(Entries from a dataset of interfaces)
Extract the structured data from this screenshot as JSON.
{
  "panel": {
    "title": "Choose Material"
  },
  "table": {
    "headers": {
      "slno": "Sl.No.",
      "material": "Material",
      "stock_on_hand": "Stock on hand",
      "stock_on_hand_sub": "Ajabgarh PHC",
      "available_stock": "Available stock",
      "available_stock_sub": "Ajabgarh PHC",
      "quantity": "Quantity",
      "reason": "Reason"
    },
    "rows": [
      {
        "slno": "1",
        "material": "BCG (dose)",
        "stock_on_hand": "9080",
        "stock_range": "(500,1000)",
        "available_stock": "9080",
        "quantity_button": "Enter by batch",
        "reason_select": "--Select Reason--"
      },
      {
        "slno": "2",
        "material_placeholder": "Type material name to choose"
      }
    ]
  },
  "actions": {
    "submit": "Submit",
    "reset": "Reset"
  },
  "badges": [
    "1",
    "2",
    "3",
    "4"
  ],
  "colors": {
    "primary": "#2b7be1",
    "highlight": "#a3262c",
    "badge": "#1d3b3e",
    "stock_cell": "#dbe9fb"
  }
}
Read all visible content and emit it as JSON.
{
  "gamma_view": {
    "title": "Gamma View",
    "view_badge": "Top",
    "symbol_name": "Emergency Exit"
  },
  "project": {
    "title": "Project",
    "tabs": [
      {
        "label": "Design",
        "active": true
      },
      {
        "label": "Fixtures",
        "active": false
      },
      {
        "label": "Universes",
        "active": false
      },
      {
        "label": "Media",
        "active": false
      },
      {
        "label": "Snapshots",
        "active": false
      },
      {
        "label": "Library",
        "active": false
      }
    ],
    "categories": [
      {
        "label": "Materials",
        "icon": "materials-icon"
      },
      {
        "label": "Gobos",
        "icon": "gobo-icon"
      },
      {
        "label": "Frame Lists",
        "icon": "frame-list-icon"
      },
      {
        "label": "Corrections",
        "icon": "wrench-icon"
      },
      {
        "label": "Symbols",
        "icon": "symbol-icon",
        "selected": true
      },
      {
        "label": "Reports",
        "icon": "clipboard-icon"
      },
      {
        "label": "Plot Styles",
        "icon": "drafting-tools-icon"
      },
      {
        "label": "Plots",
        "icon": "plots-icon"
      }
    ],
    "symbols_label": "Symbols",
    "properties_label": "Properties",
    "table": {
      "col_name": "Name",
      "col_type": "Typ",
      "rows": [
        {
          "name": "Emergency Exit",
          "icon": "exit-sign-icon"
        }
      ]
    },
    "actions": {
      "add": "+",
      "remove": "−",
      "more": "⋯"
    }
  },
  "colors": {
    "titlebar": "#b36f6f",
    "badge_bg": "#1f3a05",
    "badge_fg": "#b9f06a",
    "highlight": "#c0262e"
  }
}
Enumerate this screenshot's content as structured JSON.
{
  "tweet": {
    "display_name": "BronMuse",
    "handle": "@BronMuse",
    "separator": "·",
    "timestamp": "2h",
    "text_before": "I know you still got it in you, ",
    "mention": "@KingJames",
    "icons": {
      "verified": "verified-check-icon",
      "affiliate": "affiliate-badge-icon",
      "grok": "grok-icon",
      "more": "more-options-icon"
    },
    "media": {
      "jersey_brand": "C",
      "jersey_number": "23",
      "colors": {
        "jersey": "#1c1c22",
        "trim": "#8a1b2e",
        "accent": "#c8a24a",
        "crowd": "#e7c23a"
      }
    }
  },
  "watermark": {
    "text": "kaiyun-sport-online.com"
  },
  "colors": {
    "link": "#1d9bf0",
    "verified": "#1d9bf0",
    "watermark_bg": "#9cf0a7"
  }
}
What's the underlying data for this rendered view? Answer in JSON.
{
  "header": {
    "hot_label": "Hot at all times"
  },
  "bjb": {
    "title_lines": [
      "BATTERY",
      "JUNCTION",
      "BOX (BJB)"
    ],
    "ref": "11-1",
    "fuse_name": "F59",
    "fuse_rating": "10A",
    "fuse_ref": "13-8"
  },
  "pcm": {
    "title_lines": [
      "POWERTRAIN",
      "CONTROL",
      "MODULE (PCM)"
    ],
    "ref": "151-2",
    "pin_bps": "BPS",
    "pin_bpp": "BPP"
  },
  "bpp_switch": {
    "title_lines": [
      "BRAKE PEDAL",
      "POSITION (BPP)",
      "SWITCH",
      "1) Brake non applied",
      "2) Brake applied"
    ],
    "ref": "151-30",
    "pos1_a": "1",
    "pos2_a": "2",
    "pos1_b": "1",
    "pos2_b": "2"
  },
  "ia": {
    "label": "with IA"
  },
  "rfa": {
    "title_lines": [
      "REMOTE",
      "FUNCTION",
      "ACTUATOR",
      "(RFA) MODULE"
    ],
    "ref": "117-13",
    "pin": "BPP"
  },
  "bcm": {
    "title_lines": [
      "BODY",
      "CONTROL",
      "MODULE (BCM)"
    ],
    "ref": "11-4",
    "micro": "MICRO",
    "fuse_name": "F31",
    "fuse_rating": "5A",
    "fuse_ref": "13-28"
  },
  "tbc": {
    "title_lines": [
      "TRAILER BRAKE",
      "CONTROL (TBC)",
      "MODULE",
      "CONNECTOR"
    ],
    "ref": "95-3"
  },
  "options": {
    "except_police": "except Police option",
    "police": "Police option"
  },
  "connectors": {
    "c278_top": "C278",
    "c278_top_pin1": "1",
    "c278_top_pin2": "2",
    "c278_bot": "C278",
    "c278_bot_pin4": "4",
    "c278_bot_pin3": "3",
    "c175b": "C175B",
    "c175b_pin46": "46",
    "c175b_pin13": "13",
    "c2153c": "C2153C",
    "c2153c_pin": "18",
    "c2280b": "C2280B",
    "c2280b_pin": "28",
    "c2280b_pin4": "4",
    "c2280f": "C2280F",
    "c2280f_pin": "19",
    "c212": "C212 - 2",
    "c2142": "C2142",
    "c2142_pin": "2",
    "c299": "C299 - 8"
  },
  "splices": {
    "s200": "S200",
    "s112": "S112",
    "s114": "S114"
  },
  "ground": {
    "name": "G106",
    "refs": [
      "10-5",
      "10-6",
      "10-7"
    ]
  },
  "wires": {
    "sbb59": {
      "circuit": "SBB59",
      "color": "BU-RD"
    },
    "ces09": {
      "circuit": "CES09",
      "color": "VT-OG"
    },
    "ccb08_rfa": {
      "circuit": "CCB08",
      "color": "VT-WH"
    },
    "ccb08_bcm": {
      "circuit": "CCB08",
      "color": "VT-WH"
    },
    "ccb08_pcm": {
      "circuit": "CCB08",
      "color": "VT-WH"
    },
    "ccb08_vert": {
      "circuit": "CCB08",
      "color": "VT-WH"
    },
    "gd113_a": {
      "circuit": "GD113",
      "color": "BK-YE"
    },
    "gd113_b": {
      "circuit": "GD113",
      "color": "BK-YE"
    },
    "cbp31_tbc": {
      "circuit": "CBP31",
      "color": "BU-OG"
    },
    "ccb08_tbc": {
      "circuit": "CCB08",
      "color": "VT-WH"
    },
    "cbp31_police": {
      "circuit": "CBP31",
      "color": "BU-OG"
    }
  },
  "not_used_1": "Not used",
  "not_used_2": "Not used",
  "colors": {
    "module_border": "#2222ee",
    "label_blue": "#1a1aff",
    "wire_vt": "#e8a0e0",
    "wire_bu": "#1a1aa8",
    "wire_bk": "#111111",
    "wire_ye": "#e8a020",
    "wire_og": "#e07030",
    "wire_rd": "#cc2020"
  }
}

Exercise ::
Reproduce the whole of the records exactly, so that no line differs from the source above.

Exercise result ::
Extract the structured data from this screenshot as JSON.
{
  "panel": {
    "title": "Choose Material"
  },
  "table": {
    "headers": {
      "slno": "Sl.No.",
      "material": "Material",
      "stock_on_hand": "Stock on hand",
      "stock_on_hand_sub": "Ajabgarh PHC",
      "available_stock": "Available stock",
      "available_stock_sub": "Ajabgarh PHC",
      "quantity": "Quantity",
      "reason": "Reason"
    },
    "rows": [
      {
        "slno": "1",
        "material": "BCG (dose)",
        "stock_on_hand": "9080",
        "stock_range": "(500,1000)",
        "available_stock": "9080",
        "quantity_button": "Enter by batch",
        "reason_select": "--Select Reason--"
      },
      {
        "slno": "2",
        "material_placeholder": "Type material name to choose"
      }
    ]
  },
  "actions": {
    "submit": "Submit",
    "reset": "Reset"
  },
  "badges": [
    "1",
    "2",
    "3",
    "4"
  ],
  "colors": {
    "primary": "#2b7be1",
    "highlight": "#a3262c",
    "badge": "#1d3b3e",
    "stock_cell": "#dbe9fb"
  }
}
Read all visible content and emit it as JSON.
{
  "gamma_view": {
    "title": "Gamma View",
    "view_badge": "Top",
    "symbol_name": "Emergency Exit"
  },
  "project": {
    "title": "Project",
    "tabs": [
      {
        "label": "Design",
        "active": true
      },
      {
        "label": "Fixtures",
        "active": false
      },
      {
        "label": "Universes",
        "active": false
      },
      {
        "label": "Media",
        "active": false
      },
      {
        "label": "Snapshots",
        "active": false
      },
      {
        "label": "Library",
        "active": false
      }
    ],
    "categories": [
      {
        "label": "Materials",
        "icon": "materials-icon"
      },
      {
        "label": "Gobos",
        "icon": "gobo-icon"
      },
      {
        "label": "Frame Lists",
        "icon": "frame-list-icon"
      },
      {
        "label": "Corrections",
        "icon": "wrench-icon"
      },
      {
        "label": "Symbols",
        "icon": "symbol-icon",
        "selected": true
      },
      {
        "label": "Reports",
        "icon": "clipboard-icon"
      },
      {
        "label": "Plot Styles",
        "icon": "drafting-tools-icon"
      },
      {
        "label": "Plots",
        "icon": "plots-icon"
      }
    ],
    "symbols_label": "Symbols",
    "properties_label": "Properties",
    "table": {
      "col_name": "Name",
      "col_type": "Typ",
      "rows": [
        {
          "name": "Emergency Exit",
          "icon": "exit-sign-icon"
        }
      ]
    },
    "actions": {
      "add": "+",
      "remove": "−",
      "more": "⋯"
    }
  },
  "colors": {
    "titlebar": "#b36f6f",
    "badge_bg": "#1f3a05",
    "badge_fg": "#b9f06a",
    "highlight": "#c0262e"
  }
}
Enumerate this screenshot's content as structured JSON.
{
  "tweet": {
    "display_name": "BronMuse",
    "handle": "@BronMuse",
    "separator": "·",
    "timestamp": "2h",
    "text_before": "I know you still got it in you, ",
    "mention": "@KingJames",
    "icons": {
      "verified": "verified-check-icon",
      "affiliate": "affiliate-badge-icon",
      "grok": "grok-icon",
      "more": "more-options-icon"
    },
    "media": {
      "jersey_brand": "C",
      "jersey_number": "23",
      "colors": {
        "jersey": "#1c1c22",
        "trim": "#8a1b2e",
        "accent": "#c8a24a",
        "crowd": "#e7c23a"
      }
    }
  },
  "watermark": {
    "text": "kaiyun-sport-online.com"
  },
  "colors": {
    "link": "#1d9bf0",
    "verified": "#1d9bf0",
    "watermark_bg": "#9cf0a7"
  }
}
What's the underlying data for this rendered view? Answer in JSON.
{
  "header": {
    "hot_label": "Hot at all times"
  },
  "bjb": {
    "title_lines": [
      "BATTERY",
      "JUNCTION",
      "BOX (BJB)"
    ],
    "ref": "11-1",
    "fuse_name": "F59",
    "fuse_rating": "10A",
    "fuse_ref": "13-8"
  },
  "pcm": {
    "title_lines": [
      "POWERTRAIN",
      "CONTROL",
      "MODULE (PCM)"
    ],
    "ref": "151-2",
    "pin_bps": "BPS",
    "pin_bpp": "BPP"
  },
  "bpp_switch": {
    "title_lines": [
      "BRAKE PEDAL",
      "POSITION (BPP)",
      "SWITCH",
      "1) Brake non applied",
      "2) Brake applied"
    ],
    "ref": "151-30",
    "pos1_a": "1",
    "pos2_a": "2",
    "pos1_b": "1",
    "pos2_b": "2"
  },
  "ia": {
    "label": "with IA"
  },
  "rfa": {
    "title_lines": [
      "REMOTE",
      "FUNCTION",
      "ACTUATOR",
      "(RFA) MODULE"
    ],
    "ref": "117-13",
    "pin": "BPP"
  },
  "bcm": {
    "title_lines": [
      "BODY",
      "CONTROL",
      "MODULE (BCM)"
    ],
    "ref": "11-4",
    "micro": "MICRO",
    "fuse_name": "F31",
    "fuse_rating": "5A",
    "fuse_ref": "13-28"
  },
  "tbc": {
    "title_lines": [
      "TRAILER BRAKE",
      "CONTROL (TBC)",
      "MODULE",
      "CONNECTOR"
    ],
    "ref": "95-3"
  },
  "options": {
    "except_police": "except Police option",
    "police": "Police option"
  },
  "connectors": {
    "c278_top": "C278",
    "c278_top_pin1": "1",
    "c278_top_pin2": "2",
    "c278_bot": "C278",
    "c278_bot_pin4": "4",
    "c278_bot_pin3": "3",
    "c175b": "C175B",
    "c175b_pin46": "46",
    "c175b_pin13": "13",
    "c2153c": "C2153C",
    "c2153c_pin": "18",
    "c2280b": "C2280B",
    "c2280b_pin": "28",
    "c2280b_pin4": "4",
    "c2280f": "C2280F",
    "c2280f_pin": "19",
    "c212": "C212 - 2",
    "c2142": "C2142",
    "c2142_pin": "2",
    "c299": "C299 - 8"
  },
  "splices": {
    "s200": "S200",
    "s112": "S112",
    "s114": "S114"
  },
  "ground": {
    "name": "G106",
    "refs": [
      "10-5",
      "10-6",
      "10-7"
    ]
  },
  "wires": {
    "sbb59": {
      "circuit": "SBB59",
      "color": "BU-RD"
    },
    "ces09": {
      "circuit": "CES09",
      "color": "VT-OG"
    },
    "ccb08_rfa": {
      "circuit": "CCB08",
      "color": "VT-WH"
    },
    "ccb08_bcm": {
      "circuit": "CCB08",
      "color": "VT-WH"
    },
    "ccb08_pcm": {
      "circuit": "CCB08",
      "color": "VT-WH"
    },
    "ccb08_vert": {
      "circuit": "CCB08",
      "color": "VT-WH"
    },
    "gd113_a": {
      "circuit": "GD113",
      "color": "BK-YE"
    },
    "gd113_b": {
      "circuit": "GD113",
      "color": "BK-YE"
    },
    "cbp31_tbc": {
      "circuit": "CBP31",
      "color": "BU-OG"
    },
    "ccb08_tbc": {
      "circuit": "CCB08",
      "color": "VT-WH"
    },
    "cbp31_police": {
      "circuit": "CBP31",
      "color": "BU-OG"
    }
  },
  "not_used_1": "Not used",
  "not_used_2": "Not used",
  "colors": {
    "module_border": "#2222ee",
    "label_blue": "#1a1aff",
    "wire_vt": "#e8a0e0",
    "wire_bu": "#1a1aa8",
    "wire_bk": "#111111",
    "wire_ye": "#e8a020",
    "wire_og": "#e07030",
    "wire_rd": "#cc2020"
  }
}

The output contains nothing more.